──────── TASK INPUT ────────
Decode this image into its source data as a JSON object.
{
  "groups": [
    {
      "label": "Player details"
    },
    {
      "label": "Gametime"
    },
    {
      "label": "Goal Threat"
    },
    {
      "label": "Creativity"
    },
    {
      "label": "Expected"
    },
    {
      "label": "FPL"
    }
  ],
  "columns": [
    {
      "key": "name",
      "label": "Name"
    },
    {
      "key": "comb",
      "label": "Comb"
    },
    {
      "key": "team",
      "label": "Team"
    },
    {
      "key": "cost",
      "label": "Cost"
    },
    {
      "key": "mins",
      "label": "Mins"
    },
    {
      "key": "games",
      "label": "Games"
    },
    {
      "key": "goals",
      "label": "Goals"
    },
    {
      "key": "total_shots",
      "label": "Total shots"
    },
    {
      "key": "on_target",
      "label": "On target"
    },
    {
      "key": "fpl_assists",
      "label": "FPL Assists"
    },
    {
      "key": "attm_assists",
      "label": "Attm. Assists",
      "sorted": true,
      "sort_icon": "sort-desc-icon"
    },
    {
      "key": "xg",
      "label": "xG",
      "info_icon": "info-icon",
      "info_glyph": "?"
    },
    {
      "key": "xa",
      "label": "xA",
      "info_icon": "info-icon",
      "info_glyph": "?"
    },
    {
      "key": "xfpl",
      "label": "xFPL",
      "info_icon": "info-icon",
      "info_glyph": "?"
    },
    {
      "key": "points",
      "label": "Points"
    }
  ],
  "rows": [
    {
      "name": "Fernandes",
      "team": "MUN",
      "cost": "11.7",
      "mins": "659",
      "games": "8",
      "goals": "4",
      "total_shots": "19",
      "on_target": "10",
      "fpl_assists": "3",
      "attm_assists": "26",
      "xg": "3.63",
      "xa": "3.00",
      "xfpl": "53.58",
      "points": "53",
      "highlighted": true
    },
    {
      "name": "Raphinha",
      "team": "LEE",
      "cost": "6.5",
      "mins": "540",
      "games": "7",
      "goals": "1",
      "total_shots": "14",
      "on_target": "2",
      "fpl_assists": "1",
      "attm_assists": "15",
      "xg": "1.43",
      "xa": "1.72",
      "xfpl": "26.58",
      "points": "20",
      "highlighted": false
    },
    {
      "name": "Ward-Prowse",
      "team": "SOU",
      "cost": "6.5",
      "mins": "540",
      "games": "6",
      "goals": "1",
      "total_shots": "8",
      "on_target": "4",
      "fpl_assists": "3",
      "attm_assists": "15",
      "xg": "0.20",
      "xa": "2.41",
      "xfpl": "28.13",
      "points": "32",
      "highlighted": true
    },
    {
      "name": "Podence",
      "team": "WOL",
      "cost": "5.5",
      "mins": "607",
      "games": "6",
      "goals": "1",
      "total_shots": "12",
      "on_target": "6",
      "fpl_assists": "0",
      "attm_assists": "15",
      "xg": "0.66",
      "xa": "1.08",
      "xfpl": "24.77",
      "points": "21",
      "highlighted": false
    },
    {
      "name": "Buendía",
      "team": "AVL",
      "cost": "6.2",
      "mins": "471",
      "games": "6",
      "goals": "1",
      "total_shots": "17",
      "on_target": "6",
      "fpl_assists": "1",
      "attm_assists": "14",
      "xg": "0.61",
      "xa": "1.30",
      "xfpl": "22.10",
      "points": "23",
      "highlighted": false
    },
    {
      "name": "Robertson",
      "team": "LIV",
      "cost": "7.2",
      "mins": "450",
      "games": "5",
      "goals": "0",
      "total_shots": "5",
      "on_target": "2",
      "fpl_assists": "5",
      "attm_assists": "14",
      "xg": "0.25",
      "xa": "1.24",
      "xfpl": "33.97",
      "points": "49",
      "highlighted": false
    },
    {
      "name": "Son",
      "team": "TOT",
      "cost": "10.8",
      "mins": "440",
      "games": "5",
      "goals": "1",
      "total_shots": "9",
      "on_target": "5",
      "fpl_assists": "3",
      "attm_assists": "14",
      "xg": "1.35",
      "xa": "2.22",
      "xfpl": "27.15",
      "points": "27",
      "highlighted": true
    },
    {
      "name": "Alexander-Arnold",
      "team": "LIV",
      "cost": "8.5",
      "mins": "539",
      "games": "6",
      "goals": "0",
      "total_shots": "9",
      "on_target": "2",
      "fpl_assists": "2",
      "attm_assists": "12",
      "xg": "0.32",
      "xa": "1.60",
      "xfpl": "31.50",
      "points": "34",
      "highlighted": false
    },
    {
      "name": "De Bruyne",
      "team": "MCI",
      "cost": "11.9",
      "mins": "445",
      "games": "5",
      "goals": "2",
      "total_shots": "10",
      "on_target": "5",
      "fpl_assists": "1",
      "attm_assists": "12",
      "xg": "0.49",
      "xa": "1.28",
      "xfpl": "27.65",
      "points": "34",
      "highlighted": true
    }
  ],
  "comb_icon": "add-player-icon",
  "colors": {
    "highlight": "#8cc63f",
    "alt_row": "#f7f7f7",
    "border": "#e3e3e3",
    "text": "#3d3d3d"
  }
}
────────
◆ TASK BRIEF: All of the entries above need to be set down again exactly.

◆ RESPONSE BELOW:
Decode this image into its source data as a JSON object.
{
  "groups": [
    {
      "label": "Player details"
    },
    {
      "label": "Gametime"
    },
    {
      "label": "Goal Threat"
    },
    {
      "label": "Creativity"
    },
    {
      "label": "Expected"
    },
    {
      "label": "FPL"
    }
  ],
  "columns": [
    {
      "key": "name",
      "label": "Name"
    },
    {
      "key": "comb",
      "label": "Comb"
    },
    {
      "key": "team",
      "label": "Team"
    },
    {
      "key": "cost",
      "label": "Cost"
    },
    {
      "key": "mins",
      "label": "Mins"
    },
    {
      "key": "games",
      "label": "Games"
    },
    {
      "key": "goals",
      "label": "Goals"
    },
    {
      "key": "total_shots",
      "label": "Total shots"
    },
    {
      "key": "on_target",
      "label": "On target"
    },
    {
      "key": "fpl_assists",
      "label": "FPL Assists"
    },
    {
      "key": "attm_assists",
      "label": "Attm. Assists",
      "sorted": true,
      "sort_icon": "sort-desc-icon"
    },
    {
      "key": "xg",
      "label": "xG",
      "info_icon": "info-icon",
      "info_glyph": "?"
    },
    {
      "key": "xa",
      "label": "xA",
      "info_icon": "info-icon",
      "info_glyph": "?"
    },
    {
      "key": "xfpl",
      "label": "xFPL",
      "info_icon": "info-icon",
      "info_glyph": "?"
    },
    {
      "key": "points",
      "label": "Points"
    }
  ],
  "rows": [
    {
      "name": "Fernandes",
      "team": "MUN",
      "cost": "11.7",
      "mins": "659",
      "games": "8",
      "goals": "4",
      "total_shots": "19",
      "on_target": "10",
      "fpl_assists": "3",
      "attm_assists": "26",
      "xg": "3.63",
      "xa": "3.00",
      "xfpl": "53.58",
      "points": "53",
      "highlighted": true
    },
    {
      "name": "Raphinha",
      "team": "LEE",
      "cost": "6.5",
      "mins": "540",
      "games": "7",
      "goals": "1",
      "total_shots": "14",
      "on_target": "2",
      "fpl_assists": "1",
      "attm_assists": "15",
      "xg": "1.43",
      "xa": "1.72",
      "xfpl": "26.58",
      "points": "20",
      "highlighted": false
    },
    {
      "name": "Ward-Prowse",
      "team": "SOU",
      "cost": "6.5",
      "mins": "540",
      "games": "6",
      "goals": "1",
      "total_shots": "8",
      "on_target": "4",
      "fpl_assists": "3",
      "attm_assists": "15",
      "xg": "0.20",
      "xa": "2.41",
      "xfpl": "28.13",
      "points": "32",
      "highlighted": true
    },
    {
      "name": "Podence",
      "team": "WOL",
      "cost": "5.5",
      "mins": "607",
      "games": "6",
      "goals": "1",
      "total_shots": "12",
      "on_target": "6",
      "fpl_assists": "0",
      "attm_assists": "15",
      "xg": "0.66",
      "xa": "1.08",
      "xfpl": "24.77",
      "points": "21",
      "highlighted": false
    },
    {
      "name": "Buendía",
      "team": "AVL",
      "cost": "6.2",
      "mins": "471",
      "games": "6",
      "goals": "1",
      "total_shots": "17",
      "on_target": "6",
      "fpl_assists": "1",
      "attm_assists": "14",
      "xg": "0.61",
      "xa": "1.30",
      "xfpl": "22.10",
      "points": "23",
      "highlighted": false
    },
    {
      "name": "Robertson",
      "team": "LIV",
      "cost": "7.2",
      "mins": "450",
      "games": "5",
      "goals": "0",
      "total_shots": "5",
      "on_target": "2",
      "fpl_assists": "5",
      "attm_assists": "14",
      "xg": "0.25",
      "xa": "1.24",
      "xfpl": "33.97",
      "points": "49",
      "highlighted": false
    },
    {
      "name": "Son",
      "team": "TOT",
      "cost": "10.8",
      "mins": "440",
      "games": "5",
      "goals": "1",
      "total_shots": "9",
      "on_target": "5",
      "fpl_assists": "3",
      "attm_assists": "14",
      "xg": "1.35",
      "xa": "2.22",
      "xfpl": "27.15",
      "points": "27",
      "highlighted": true
    },
    {
      "name": "Alexander-Arnold",
      "team": "LIV",
      "cost": "8.5",
      "mins": "539",
      "games": "6",
      "goals": "0",
      "total_shots": "9",
      "on_target": "2",
      "fpl_assists": "2",
      "attm_assists": "12",
      "xg": "0.32",
      "xa": "1.60",
      "xfpl": "31.50",
      "points": "34",
      "highlighted": false
    },
    {
      "name": "De Bruyne",
      "team": "MCI",
      "cost": "11.9",
      "mins": "445",
      "games": "5",
      "goals": "2",
      "total_shots": "10",
      "on_target": "5",
      "fpl_assists": "1",
      "attm_assists": "12",
      "xg": "0.49",
      "xa": "1.28",
      "xfpl": "27.65",
      "points": "34",
      "highlighted": true
    }
  ],
  "comb_icon": "add-player-icon",
  "colors": {
    "highlight": "#8cc63f",
    "alt_row": "#f7f7f7",
    "border": "#e3e3e3",
    "text": "#3d3d3d"
  }
}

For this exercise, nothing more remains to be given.